- Beneficiary. A beneficiary is the person or entity that receives the benefits of the assets held in the trust. There must be at least one beneficiary, but there can be multiple.
Revocable vs. irrevocable trusts
Choosing whether to establish a revocable or irrevocable trust depends on your needs and goals in forming the trust. The key difference between these trusts is that while you generally can't modify or terminate an irrevocable trust once it's formed, you do have that ability with a revocable trust.
Benefits of an irrevocable trust
If you can make changes as you see fit with a revocable trust but not with an irrevocable trust, why would you choose an irrevocable trust and give up that control? An irrevocable trust can provide several distinct benefits. Depending on your goals for the trust and reasons for creating it, these advantages may make an irrevocable trust a better choice.
Most benefits an irrevocable trust provides rely on the fact that assets in an irrevocable trust no longer belong to you as the grantor.
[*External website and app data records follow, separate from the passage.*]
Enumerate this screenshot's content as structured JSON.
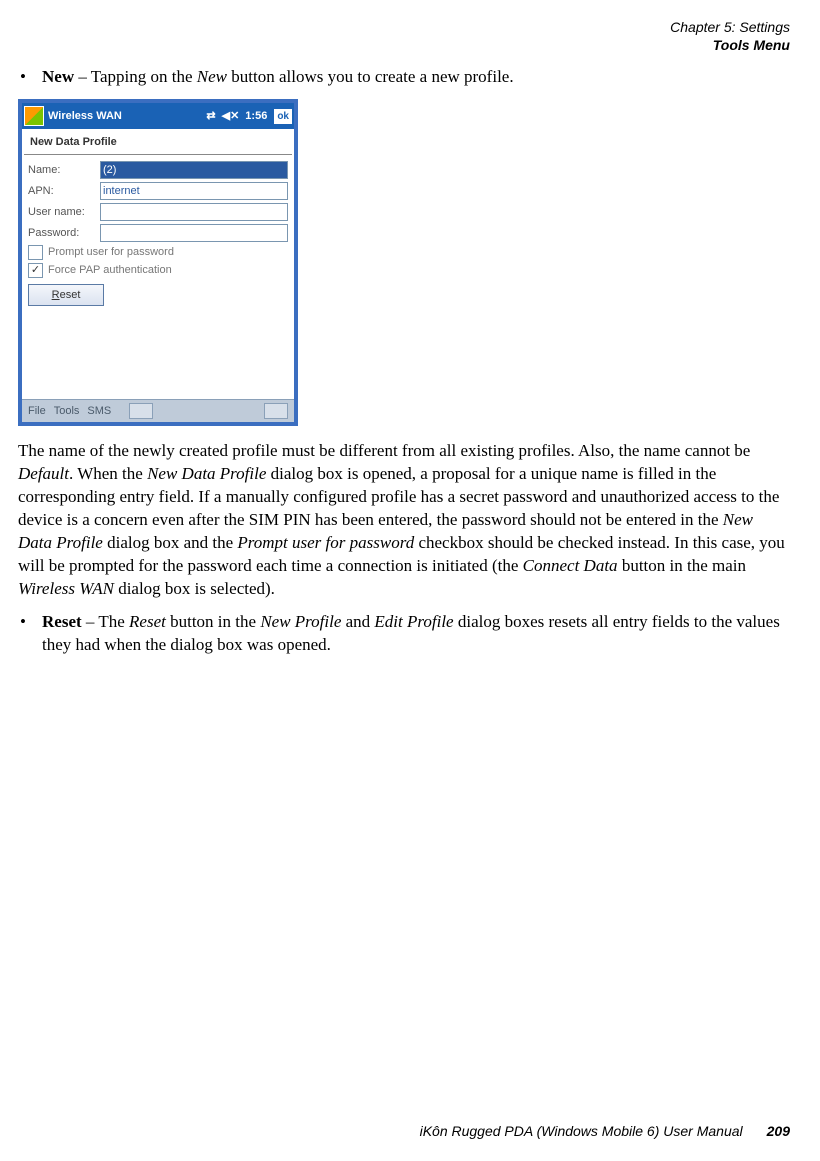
{
  "header": {
    "line1": "Chapter 5:  Settings",
    "line2": "Tools Menu"
  },
  "bullet1": {
    "term": "New",
    "sep": " – Tapping on the ",
    "ital1": "New",
    "rest": " button allows you to create a new profile."
  },
  "pda": {
    "title": "Wireless WAN",
    "time": "1:56",
    "ok": "ok",
    "subtitle": "New Data Profile",
    "labels": {
      "name": "Name:",
      "apn": "APN:",
      "user": "User name:",
      "pass": "Password:"
    },
    "values": {
      "name": "(2)",
      "apn": "internet",
      "user": "",
      "pass": ""
    },
    "chk1": "Prompt user for password",
    "chk2": "Force PAP authentication",
    "chk2mark": "✓",
    "reset_pre": "R",
    "reset_rest": "eset",
    "bottom": {
      "file": "File",
      "tools": "Tools",
      "sms": "SMS"
    }
  },
  "para1": {
    "t1": "The name of the newly created profile must be different from all existing profiles. Also, the name cannot be ",
    "i1": "Default",
    "t2": ". When the ",
    "i2": "New Data Profile",
    "t3": " dialog box is opened, a proposal for a unique name is filled in the corresponding entry field. If a manually configured profile has a secret password and unauthorized access to the device is a concern even after the SIM PIN has been entered, the password should not be entered in the ",
    "i3": "New Data Profile",
    "t4": " dialog box and the ",
    "i4": "Prompt user for password",
    "t5": " checkbox should be checked instead. In this case, you will be prompted for the password each time a connection is initiated (the ",
    "i5": "Connect Data",
    "t6": " button in the main ",
    "i6": "Wireless WAN",
    "t7": " dialog box is selected)."
  },
  "bullet2": {
    "term": "Reset",
    "t1": " – The ",
    "i1": "Reset",
    "t2": " button in the ",
    "i2": "New Profile",
    "t3": " and ",
    "i3": "Edit Profile",
    "t4": " dialog boxes resets all entry fields to the values they had when the dialog box was opened."
  },
  "footer": {
    "title": "iKôn Rugged PDA (Windows Mobile 6) User Manual",
    "page": "209"
  }
}
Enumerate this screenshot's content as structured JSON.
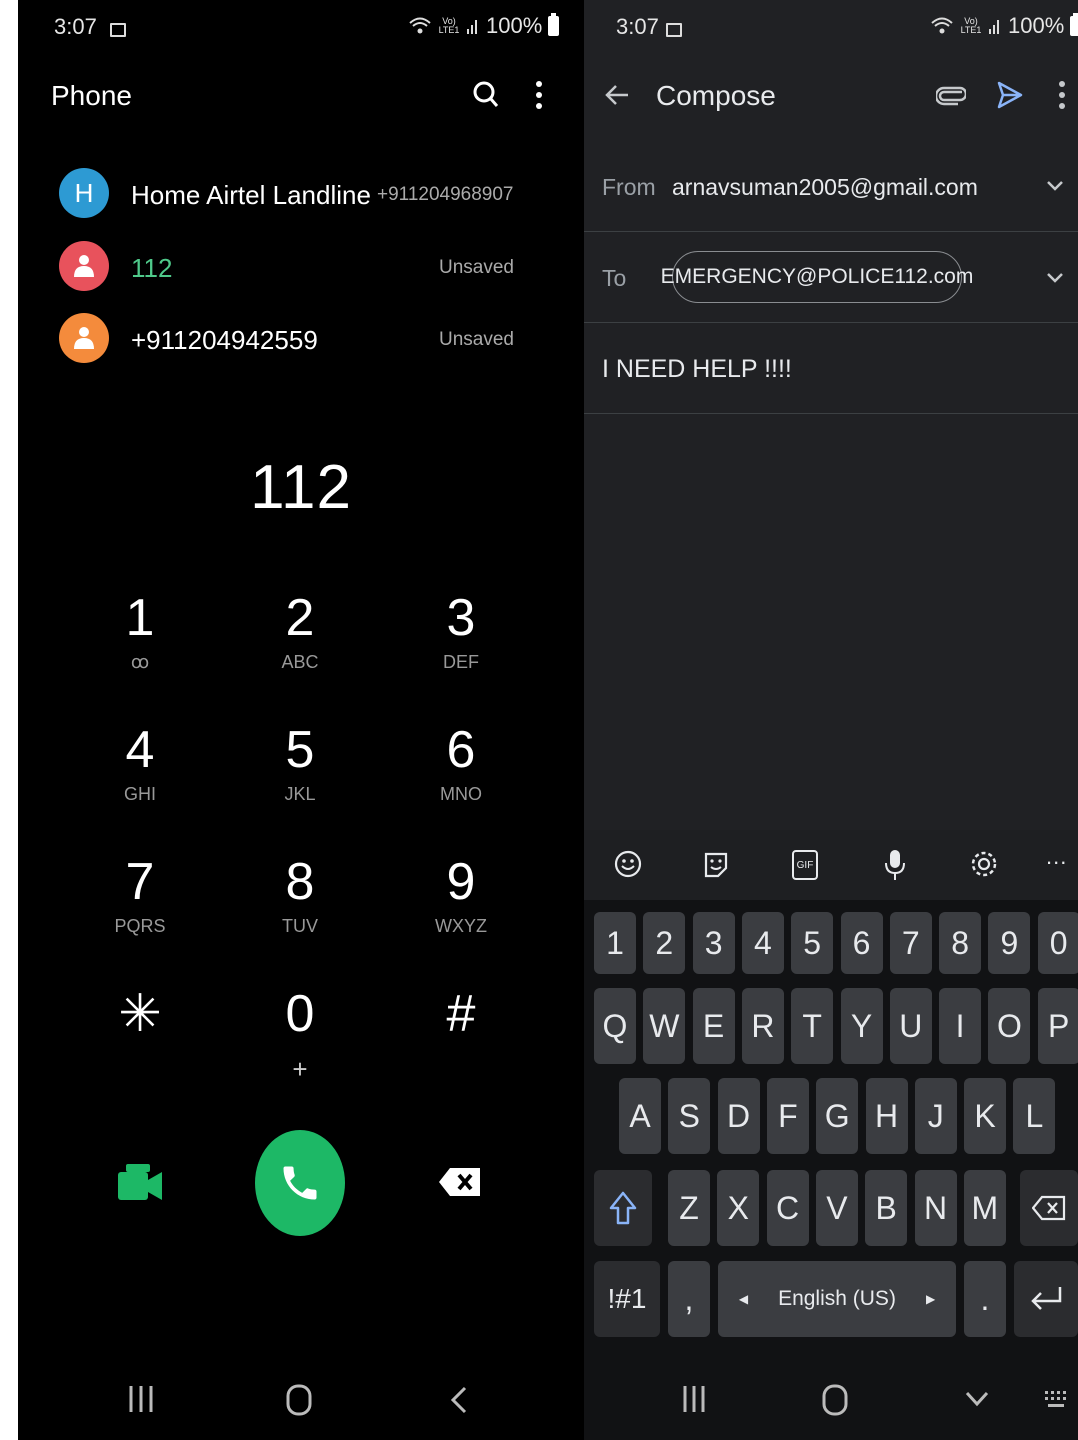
{
  "left": {
    "status": {
      "time": "3:07",
      "battery": "100%",
      "net": "Vo) LTE1"
    },
    "header": {
      "title": "Phone"
    },
    "contacts": [
      {
        "initial": "H",
        "name": "Home Airtel Landline",
        "number": "+911204968907",
        "color": "#2d9ad3"
      },
      {
        "initial": "",
        "name": "112",
        "number": "Unsaved",
        "color": "#e8525c"
      },
      {
        "initial": "",
        "name": "+911204942559",
        "number": "Unsaved",
        "color": "#f48b3c"
      }
    ],
    "dialed": "112",
    "keys": [
      {
        "d": "1",
        "l": "ꝏ"
      },
      {
        "d": "2",
        "l": "ABC"
      },
      {
        "d": "3",
        "l": "DEF"
      },
      {
        "d": "4",
        "l": "GHI"
      },
      {
        "d": "5",
        "l": "JKL"
      },
      {
        "d": "6",
        "l": "MNO"
      },
      {
        "d": "7",
        "l": "PQRS"
      },
      {
        "d": "8",
        "l": "TUV"
      },
      {
        "d": "9",
        "l": "WXYZ"
      },
      {
        "d": "✳",
        "l": ""
      },
      {
        "d": "0",
        "l": "+"
      },
      {
        "d": "#",
        "l": ""
      }
    ],
    "colors": {
      "call": "#1db866",
      "video": "#1db866"
    }
  },
  "right": {
    "status": {
      "time": "3:07",
      "battery": "100%",
      "net": "Vo) LTE1"
    },
    "header": {
      "title": "Compose"
    },
    "from_label": "From",
    "from_value": "arnavsuman2005@gmail.com",
    "to_label": "To",
    "to_value": "EMERGENCY@POLICE112.com",
    "body": "I NEED HELP !!!!",
    "keyboard": {
      "row_numbers": [
        "1",
        "2",
        "3",
        "4",
        "5",
        "6",
        "7",
        "8",
        "9",
        "0"
      ],
      "row1": [
        "Q",
        "W",
        "E",
        "R",
        "T",
        "Y",
        "U",
        "I",
        "O",
        "P"
      ],
      "row2": [
        "A",
        "S",
        "D",
        "F",
        "G",
        "H",
        "J",
        "K",
        "L"
      ],
      "row3": [
        "Z",
        "X",
        "C",
        "V",
        "B",
        "N",
        "M"
      ],
      "symbols": "!#1",
      "comma": ",",
      "space": "English (US)",
      "period": ".",
      "gif": "GIF",
      "more": "..."
    },
    "colors": {
      "accent": "#8ab4f8"
    }
  }
}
They become the legal property of the trust. As such, here are some factors to consider when establishing your trust as irrevocable:
- The assets aren't included in your estate. This can help reduce the size of your estate and the amount of any tax liability the estate may incur.
- Any income the assets produce in the irrevocable trust is taxed to the irrevocable trust and isn't included in your taxable income. The trust is its own taxpayer.
- Placing assets in an irrevocable trust provides protection from creditors' claims and judgments from lawsuits because it removes them from your ownership.
- If structured correctly, these assets no longer count against you or the beneficiary when it comes to qualifying for government assistance related to
disabilities or special needs,like Medicaid or Supplemental Security Income.
Types of irrevocable trusts
Many types of trusts can be made irrevocable. Some examples include:
A trust whose terms become effective during your life is a living trust. In contrast, a testamentary trust only becomes effective when you pass away. Living trusts can also be revocable.
Irrevocable life insurance trust (ILIT)
Holding life insurance within a trust prevents the death benefit from being included in your estate. The trust terms can also control how the proceeds are distributed. With this type of trust, you don't retain any incidents of ownership in the life insurance contract, and premiums are generally paid with assets that are gifted to the trust using the annual gifting exclusion ($17,000 per donee in 2023.) Premiums can also be paid from other assets held in the trust (i.e., cash or other investable assets), assuming the trust is funded with these types of assets.
Grantor-retained annuity trust (GRAT)
This type of trust allows you to receive income from the assets in the trust for a set period of time. After that time, the assets are passed to the beneficiaries with minimal or no gift tax obligations.
Qualified personal residence trust (QPRT)
Placing a personal residence in a QPRT allows you to transfer ownership of your home to beneficiaries with reduced potential gift tax liability while continuing to live in the home. If you die before the trust expires, then the residence is included in your estate.
Charitable remainder trust (CRT)
Charitable lead trust
This is the opposite of a charitable remainder trust. Income from the assets goes to the charity of your choice. When the trust expires after a set period of time or at the time of your death, the assets are left to beneficiaries.
Trusts and the SECURE Act
Passed in 2019, the
In 2022, the U.S. House of Representatives passed a successor bill, commonly referred to as the SECURE Act 2.0, that could introduce further changes to these rules. As such, it's worth keeping an eye out for any potential adjustments if you're interested in getting a trust in the next few years.
Getting help with an irrevocable trust
In the right situation, an irrevocable trust can be a great tool for protecting your assets, reducing taxes or
To understand if an irrevocable trust is right for you,